Dionne Warwick and the Impressions were advertised on some of the early posters for the event, but Warwick dropped out due to a conflict in booking that weekend: she was booked at the Fairmont Hotel and it was thought that if she canceled that appearance it would negatively affect her career.
Though the logo for the band Kaleidoscope is seen in the film, they did not perform at the Monterey Pop Festival.
Although The Rolling Stones did not play, guitarist and founder Brian Jones attended and appeared onstage to introduce Hendrix.
Though it was long rumored that Love had declined an invitation to Woodstock, Mojo Magazine later confirmed that it was Monterey they had rejected.
The promoters also invited several Motown artists to perform and even were going to give the label's artists their own slot. However, Berry Gordy refused to let any of his acts appear, even though Smokey Robinson was on the board of directors.
The Doors did not appear because the coordinators forgot to invite them. John Densmore, the band's drummer, in his book, "Riders on the Storm", expressed his belief that they were not invited because their music didn't express the ideals of the time, Peace and Love.
Music writer Rusty DeSoto argues that pop music history tends to downplay the importance of Monterey in favor of the "bigger, higher-profile, more decadent" Woodstock Festival, held two years later. But, as he notes:
…Monterey Pop was a seminal event: it was the first real rock festival ever held, featuring debut performances of bands that would shape the history of rock and affect popular culture from that day forward. The County Fairgrounds in Monterey, California … had been home to folk, jazz and blues festivals for many years.

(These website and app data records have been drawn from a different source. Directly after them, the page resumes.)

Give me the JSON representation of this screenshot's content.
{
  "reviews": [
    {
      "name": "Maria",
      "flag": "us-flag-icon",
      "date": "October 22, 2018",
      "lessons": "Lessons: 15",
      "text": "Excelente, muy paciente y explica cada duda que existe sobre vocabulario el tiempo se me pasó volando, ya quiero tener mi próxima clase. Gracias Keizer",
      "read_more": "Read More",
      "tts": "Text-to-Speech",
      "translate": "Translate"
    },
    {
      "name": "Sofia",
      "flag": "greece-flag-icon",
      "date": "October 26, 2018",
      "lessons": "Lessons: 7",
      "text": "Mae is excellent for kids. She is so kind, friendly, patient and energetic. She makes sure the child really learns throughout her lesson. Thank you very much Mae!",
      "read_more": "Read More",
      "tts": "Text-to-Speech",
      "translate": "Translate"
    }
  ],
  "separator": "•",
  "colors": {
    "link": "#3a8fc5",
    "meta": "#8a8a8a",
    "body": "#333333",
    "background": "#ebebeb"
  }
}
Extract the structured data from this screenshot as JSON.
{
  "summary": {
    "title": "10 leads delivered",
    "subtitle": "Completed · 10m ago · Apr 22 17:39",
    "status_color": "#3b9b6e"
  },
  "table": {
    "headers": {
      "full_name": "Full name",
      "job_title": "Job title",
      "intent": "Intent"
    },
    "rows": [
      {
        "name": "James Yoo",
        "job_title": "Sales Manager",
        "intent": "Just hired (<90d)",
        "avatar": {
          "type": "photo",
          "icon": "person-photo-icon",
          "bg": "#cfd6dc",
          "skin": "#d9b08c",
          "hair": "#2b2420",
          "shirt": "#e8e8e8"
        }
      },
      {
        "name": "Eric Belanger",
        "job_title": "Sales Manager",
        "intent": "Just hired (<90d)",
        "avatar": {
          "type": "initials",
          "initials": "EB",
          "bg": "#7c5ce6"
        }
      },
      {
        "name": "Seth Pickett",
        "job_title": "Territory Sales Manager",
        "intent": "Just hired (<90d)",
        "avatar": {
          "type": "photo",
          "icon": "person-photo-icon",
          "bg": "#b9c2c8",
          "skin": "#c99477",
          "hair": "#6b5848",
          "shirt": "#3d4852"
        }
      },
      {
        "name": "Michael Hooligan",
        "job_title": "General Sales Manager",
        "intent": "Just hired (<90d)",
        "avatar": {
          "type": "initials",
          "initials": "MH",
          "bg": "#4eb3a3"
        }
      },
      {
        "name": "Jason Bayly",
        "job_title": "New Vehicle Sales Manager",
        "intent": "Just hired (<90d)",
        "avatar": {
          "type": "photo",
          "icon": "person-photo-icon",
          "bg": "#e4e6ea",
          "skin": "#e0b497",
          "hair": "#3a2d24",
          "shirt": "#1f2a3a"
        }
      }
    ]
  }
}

But the weekend of June 16–18, 1967 was the first time it was used to showcase rock music.